• **MATERIAL FOR THIS TASK**:
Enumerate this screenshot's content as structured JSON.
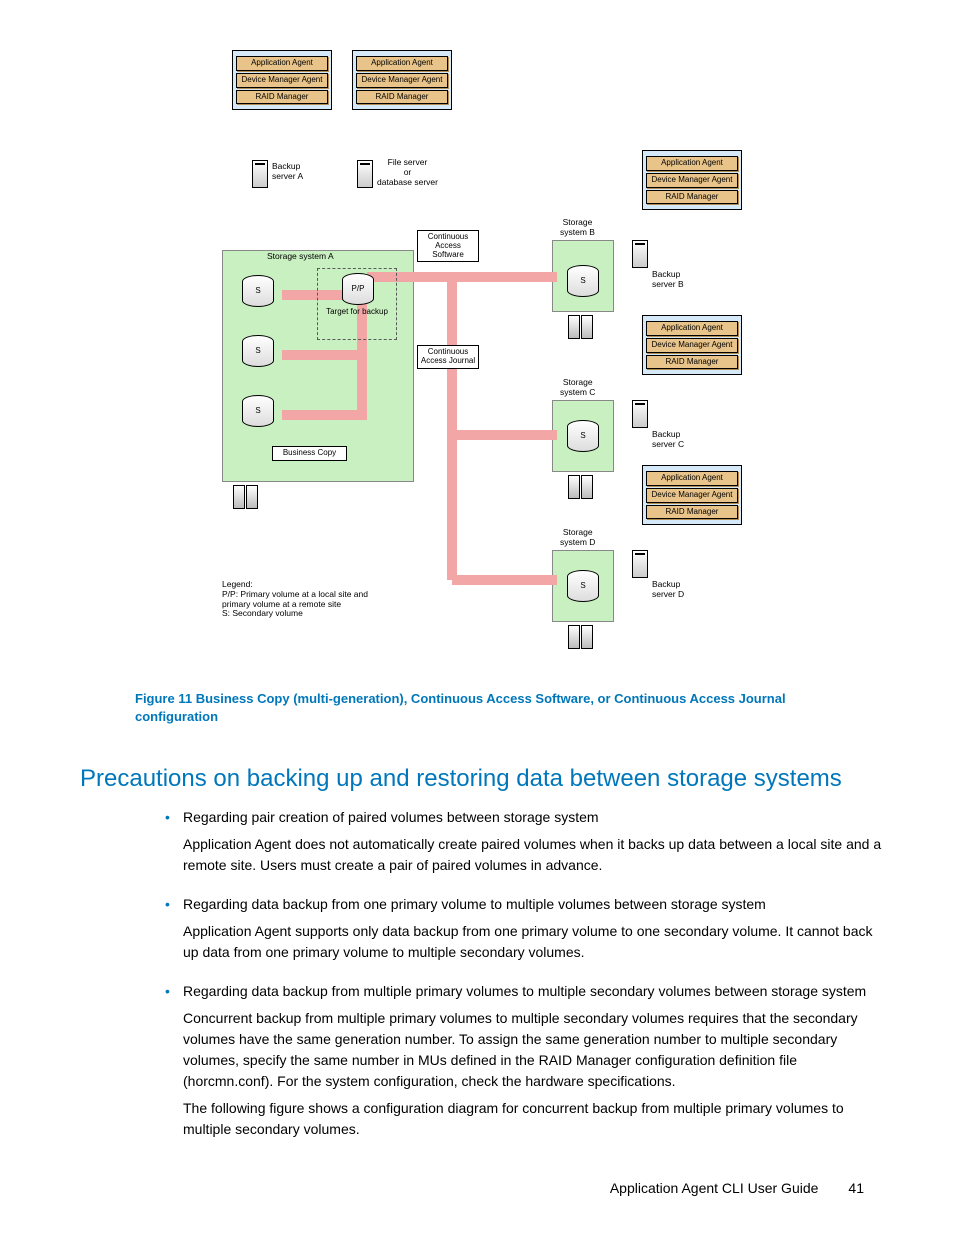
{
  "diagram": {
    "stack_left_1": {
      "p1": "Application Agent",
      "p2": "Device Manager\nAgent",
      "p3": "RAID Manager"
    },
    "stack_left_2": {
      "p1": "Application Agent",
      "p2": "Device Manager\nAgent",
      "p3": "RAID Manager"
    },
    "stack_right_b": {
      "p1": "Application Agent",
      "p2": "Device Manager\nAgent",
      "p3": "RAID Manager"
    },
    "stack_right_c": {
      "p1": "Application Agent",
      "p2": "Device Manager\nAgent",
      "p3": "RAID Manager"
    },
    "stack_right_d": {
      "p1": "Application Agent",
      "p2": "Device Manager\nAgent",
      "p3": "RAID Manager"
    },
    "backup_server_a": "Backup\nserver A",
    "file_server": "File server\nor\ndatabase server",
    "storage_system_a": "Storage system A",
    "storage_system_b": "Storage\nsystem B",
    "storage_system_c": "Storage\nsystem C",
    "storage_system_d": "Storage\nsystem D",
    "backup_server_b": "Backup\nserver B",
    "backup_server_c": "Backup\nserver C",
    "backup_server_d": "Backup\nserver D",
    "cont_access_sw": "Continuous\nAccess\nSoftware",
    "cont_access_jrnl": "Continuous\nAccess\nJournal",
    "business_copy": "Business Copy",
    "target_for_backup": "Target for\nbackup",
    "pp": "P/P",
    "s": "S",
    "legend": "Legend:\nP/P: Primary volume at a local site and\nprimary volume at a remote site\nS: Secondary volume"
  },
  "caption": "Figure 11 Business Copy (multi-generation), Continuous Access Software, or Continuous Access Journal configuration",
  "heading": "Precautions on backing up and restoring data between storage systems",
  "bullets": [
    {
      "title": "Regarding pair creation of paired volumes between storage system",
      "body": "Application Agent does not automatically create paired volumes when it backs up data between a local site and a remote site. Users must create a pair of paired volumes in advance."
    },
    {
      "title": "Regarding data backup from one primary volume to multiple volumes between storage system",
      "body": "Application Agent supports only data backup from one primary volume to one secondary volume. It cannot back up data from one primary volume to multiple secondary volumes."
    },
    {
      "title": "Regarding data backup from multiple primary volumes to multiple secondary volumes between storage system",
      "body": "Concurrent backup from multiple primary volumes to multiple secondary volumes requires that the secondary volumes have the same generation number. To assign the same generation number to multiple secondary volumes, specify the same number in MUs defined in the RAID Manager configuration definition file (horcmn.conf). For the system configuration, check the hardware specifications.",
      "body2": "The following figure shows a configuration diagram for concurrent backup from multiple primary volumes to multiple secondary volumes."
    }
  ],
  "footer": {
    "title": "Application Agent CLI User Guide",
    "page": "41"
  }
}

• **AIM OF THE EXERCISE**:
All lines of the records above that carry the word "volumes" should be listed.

• **SOLUTION FOR THIS TASK**:
      "title": "Regarding pair creation of paired volumes between storage system",
      "body": "Application Agent does not automatically create paired volumes when it backs up data between a local site and a remote site. Users must create a pair of paired volumes in advance."
      "title": "Regarding data backup from one primary volume to multiple volumes between storage system",
      "body": "Application Agent supports only data backup from one primary volume to one secondary volume. It cannot back up data from one primary volume to multiple secondary volumes."
      "title": "Regarding data backup from multiple primary volumes to multiple secondary volumes between storage system",
      "body": "Concurrent backup from multiple primary volumes to multiple secondary volumes requires that the secondary volumes have the same generation number. To assign the same generation number to multiple secondary volumes, specify the same number in MUs defined in the RAID Manager configuration definition file (horcmn.conf). For the system configuration, check the hardware specifications.",
      "body2": "The following figure shows a configuration diagram for concurrent backup from multiple primary volumes to multiple secondary volumes."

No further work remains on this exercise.